Project Based Learning (PBL) is a teaching methodology in which students gain knowledge and skills by working for an extended period of time to investigate and respond to authentic, engaging and complex questions, problems, or challenges. At Redhill School, Grade 7 and 8 students have a substantial part of a day in the cycle dedicated to PBL. They are involved in at least three projects a year.
The elements that are encouraged in PBL incorporate fundamental knowledge and understanding of content and skills (as would be expected in a ‘normal’ classroom) but it encourages so much more as well. Each project is framed by a meaningful problem that challenges students (either individually or in small collaborative groups) to find solutions. They are expected to engage in a rigorous, extended process of asking questions, finding information and applying the information to inform their chosen solution. All projects are developed within a real-world context – i.e. with real consequences and potential, sometimes even creating opportunities for entrepreneurial skills to be developed. Fundamental to PBL is that the students make decisions, both about solutions to the problem and how they work, and what they create. Reflection on learning and revision of process/product/methodology is essential. Students are expected to interrogate their own and others’ effectiveness, quality of work, and how obstacles were overcome, as well as what could be improved ‘next time’. All projects are made public, where students will present their work to teachers, peers, parents and even business.
PBL together with P4C is focussed on developing critical and creative students, who are able to independently engage in their learning.
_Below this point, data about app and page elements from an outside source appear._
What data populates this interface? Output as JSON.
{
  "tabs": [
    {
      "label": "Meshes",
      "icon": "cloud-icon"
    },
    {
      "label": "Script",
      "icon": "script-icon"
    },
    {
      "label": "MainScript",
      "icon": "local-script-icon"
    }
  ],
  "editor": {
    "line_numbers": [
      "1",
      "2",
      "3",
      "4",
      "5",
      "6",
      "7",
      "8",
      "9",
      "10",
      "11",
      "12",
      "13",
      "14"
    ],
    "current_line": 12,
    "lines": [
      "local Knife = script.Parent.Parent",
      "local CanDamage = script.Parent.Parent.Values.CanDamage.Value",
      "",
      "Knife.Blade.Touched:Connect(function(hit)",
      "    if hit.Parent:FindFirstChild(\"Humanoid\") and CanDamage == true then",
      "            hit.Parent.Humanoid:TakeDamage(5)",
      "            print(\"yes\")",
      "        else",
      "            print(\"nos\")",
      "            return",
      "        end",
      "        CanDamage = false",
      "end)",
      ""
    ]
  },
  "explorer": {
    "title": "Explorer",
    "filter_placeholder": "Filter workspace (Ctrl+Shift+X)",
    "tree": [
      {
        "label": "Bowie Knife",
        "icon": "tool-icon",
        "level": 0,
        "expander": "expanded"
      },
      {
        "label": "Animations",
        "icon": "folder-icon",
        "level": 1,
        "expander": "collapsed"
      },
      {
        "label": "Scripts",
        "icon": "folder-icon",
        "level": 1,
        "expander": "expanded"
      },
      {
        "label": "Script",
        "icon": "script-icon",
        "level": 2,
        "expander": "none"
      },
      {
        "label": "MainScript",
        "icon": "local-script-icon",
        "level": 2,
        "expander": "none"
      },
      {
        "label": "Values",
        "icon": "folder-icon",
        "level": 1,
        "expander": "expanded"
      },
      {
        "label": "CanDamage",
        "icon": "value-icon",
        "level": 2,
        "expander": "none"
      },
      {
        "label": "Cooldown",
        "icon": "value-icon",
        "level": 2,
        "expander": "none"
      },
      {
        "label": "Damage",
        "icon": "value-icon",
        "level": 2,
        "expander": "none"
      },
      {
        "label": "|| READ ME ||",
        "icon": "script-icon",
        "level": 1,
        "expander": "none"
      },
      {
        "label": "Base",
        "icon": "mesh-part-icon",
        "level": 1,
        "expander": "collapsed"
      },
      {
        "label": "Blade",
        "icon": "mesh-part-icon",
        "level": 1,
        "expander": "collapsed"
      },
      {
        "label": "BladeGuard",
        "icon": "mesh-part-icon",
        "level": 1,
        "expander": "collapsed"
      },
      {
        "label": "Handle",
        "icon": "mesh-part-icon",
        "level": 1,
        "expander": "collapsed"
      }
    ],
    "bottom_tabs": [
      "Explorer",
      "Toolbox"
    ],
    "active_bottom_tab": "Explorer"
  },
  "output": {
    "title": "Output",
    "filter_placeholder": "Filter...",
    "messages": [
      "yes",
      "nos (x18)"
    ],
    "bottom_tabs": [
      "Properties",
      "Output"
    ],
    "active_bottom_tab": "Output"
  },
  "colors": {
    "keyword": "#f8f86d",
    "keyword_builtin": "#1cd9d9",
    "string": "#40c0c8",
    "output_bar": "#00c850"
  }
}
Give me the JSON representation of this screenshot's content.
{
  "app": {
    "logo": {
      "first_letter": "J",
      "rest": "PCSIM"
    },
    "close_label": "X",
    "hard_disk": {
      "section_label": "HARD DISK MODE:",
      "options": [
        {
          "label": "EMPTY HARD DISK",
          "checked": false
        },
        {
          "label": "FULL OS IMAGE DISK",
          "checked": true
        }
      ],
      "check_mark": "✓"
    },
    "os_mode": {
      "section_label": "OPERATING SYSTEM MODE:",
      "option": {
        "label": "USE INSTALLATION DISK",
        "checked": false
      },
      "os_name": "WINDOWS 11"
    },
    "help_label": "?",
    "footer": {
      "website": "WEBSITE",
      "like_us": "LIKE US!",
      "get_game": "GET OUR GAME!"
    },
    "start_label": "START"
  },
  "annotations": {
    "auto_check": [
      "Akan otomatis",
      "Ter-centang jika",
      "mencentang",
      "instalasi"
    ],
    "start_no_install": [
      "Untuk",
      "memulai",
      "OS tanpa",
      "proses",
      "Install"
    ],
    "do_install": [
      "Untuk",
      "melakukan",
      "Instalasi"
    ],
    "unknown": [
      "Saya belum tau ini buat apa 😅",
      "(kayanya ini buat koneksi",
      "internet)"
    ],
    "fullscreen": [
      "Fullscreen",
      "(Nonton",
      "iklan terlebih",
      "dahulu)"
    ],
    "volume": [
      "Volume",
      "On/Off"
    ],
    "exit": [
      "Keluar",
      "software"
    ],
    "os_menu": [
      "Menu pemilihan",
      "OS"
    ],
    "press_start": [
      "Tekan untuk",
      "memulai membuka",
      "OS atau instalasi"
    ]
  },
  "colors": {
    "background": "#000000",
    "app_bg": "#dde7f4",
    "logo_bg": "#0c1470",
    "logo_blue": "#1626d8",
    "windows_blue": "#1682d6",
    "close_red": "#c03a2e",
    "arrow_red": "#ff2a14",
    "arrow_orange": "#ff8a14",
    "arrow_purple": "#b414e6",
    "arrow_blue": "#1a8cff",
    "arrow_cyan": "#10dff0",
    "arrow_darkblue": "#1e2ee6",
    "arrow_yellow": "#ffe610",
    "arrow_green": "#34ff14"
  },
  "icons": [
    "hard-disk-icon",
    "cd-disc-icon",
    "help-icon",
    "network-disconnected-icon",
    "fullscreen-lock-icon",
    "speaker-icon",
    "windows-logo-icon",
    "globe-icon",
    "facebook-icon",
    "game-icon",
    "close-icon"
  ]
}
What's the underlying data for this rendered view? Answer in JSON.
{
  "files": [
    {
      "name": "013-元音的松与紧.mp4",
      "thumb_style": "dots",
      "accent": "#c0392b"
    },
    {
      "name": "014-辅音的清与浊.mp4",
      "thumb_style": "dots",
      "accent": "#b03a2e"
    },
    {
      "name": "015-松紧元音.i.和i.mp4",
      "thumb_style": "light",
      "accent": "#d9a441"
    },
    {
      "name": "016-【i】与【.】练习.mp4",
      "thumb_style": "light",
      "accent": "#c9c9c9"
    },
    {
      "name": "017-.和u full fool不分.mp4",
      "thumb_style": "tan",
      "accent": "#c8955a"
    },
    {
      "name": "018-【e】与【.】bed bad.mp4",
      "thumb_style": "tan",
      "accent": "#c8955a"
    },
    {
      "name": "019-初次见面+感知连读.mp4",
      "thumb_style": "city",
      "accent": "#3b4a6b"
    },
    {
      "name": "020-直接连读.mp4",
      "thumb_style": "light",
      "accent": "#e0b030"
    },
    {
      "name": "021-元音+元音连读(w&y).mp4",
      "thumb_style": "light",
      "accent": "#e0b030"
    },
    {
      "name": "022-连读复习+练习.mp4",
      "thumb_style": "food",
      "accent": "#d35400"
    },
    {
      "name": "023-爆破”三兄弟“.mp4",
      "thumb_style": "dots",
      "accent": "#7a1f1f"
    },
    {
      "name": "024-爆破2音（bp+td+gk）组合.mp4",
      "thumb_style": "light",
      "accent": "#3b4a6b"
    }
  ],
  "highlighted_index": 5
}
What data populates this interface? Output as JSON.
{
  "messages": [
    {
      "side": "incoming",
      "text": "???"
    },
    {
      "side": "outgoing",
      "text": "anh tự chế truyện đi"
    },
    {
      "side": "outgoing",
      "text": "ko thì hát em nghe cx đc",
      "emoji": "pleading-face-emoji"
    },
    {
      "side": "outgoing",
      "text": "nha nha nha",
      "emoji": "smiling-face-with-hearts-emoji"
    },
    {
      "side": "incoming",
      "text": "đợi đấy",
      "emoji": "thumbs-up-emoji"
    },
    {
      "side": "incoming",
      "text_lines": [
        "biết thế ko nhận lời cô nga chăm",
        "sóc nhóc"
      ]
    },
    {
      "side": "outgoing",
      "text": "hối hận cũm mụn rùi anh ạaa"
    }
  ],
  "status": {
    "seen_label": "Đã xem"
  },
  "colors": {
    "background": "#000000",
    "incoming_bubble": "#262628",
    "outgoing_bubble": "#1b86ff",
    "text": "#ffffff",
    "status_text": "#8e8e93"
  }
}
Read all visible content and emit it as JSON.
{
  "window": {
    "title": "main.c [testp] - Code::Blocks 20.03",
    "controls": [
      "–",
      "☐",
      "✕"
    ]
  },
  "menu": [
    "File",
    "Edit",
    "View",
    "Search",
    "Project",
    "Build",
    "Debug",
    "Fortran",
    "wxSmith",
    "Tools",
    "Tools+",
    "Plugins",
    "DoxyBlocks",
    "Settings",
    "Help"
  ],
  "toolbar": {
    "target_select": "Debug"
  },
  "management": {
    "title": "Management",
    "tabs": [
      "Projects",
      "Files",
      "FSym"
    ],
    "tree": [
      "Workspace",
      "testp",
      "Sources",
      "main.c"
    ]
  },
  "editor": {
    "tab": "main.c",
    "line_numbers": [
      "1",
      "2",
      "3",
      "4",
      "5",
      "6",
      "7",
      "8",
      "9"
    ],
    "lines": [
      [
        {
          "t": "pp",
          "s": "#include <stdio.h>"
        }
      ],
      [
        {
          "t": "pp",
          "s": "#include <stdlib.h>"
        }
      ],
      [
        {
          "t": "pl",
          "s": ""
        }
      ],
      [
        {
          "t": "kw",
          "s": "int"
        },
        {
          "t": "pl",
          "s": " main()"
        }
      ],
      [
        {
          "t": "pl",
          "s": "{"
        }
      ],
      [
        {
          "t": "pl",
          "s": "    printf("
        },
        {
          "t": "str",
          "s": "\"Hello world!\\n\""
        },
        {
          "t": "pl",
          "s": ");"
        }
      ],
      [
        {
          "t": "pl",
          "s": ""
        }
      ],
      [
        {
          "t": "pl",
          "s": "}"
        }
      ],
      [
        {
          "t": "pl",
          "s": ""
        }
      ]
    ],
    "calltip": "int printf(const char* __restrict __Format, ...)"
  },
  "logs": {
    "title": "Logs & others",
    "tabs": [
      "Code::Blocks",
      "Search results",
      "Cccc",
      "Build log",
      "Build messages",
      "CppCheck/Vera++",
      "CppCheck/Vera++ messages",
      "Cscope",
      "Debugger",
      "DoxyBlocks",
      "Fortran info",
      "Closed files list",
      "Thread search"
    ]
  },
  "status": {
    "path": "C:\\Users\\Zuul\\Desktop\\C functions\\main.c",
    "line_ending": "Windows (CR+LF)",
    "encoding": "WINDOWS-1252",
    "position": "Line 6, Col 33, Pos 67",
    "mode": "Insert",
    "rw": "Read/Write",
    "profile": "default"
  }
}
The two processes, both of which develop metacognitive reasoning (being able to think about our thinking), and sophisticated, multidimensional solution-finding are aimed at developing young citizens who are responsible, aware and engaged in their world.